> **Work instructions**: Return all of the entries, keeping every word and mark as it is.

> **Data excerpts**:
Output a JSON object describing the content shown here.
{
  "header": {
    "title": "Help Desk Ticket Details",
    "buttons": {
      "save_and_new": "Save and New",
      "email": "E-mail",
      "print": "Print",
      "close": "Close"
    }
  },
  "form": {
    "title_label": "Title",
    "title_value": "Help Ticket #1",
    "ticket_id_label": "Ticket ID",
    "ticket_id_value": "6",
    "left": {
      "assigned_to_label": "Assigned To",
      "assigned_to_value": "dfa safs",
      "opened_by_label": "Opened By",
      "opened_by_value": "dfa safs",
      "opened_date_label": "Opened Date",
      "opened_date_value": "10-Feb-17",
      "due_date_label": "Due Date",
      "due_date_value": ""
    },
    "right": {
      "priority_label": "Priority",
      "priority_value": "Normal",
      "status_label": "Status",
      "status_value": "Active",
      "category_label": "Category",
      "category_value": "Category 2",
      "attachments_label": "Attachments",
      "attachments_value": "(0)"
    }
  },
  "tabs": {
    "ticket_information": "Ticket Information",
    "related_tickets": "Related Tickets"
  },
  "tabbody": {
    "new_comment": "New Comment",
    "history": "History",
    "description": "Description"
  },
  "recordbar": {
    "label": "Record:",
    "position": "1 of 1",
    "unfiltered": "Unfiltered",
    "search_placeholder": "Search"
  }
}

> **Exercise result**:
Output a JSON object describing the content shown here.
{
  "header": {
    "title": "Help Desk Ticket Details",
    "buttons": {
      "save_and_new": "Save and New",
      "email": "E-mail",
      "print": "Print",
      "close": "Close"
    }
  },
  "form": {
    "title_label": "Title",
    "title_value": "Help Ticket #1",
    "ticket_id_label": "Ticket ID",
    "ticket_id_value": "6",
    "left": {
      "assigned_to_label": "Assigned To",
      "assigned_to_value": "dfa safs",
      "opened_by_label": "Opened By",
      "opened_by_value": "dfa safs",
      "opened_date_label": "Opened Date",
      "opened_date_value": "10-Feb-17",
      "due_date_label": "Due Date",
      "due_date_value": ""
    },
    "right": {
      "priority_label": "Priority",
      "priority_value": "Normal",
      "status_label": "Status",
      "status_value": "Active",
      "category_label": "Category",
      "category_value": "Category 2",
      "attachments_label": "Attachments",
      "attachments_value": "(0)"
    }
  },
  "tabs": {
    "ticket_information": "Ticket Information",
    "related_tickets": "Related Tickets"
  },
  "tabbody": {
    "new_comment": "New Comment",
    "history": "History",
    "description": "Description"
  },
  "recordbar": {
    "label": "Record:",
    "position": "1 of 1",
    "unfiltered": "Unfiltered",
    "search_placeholder": "Search"
  }
}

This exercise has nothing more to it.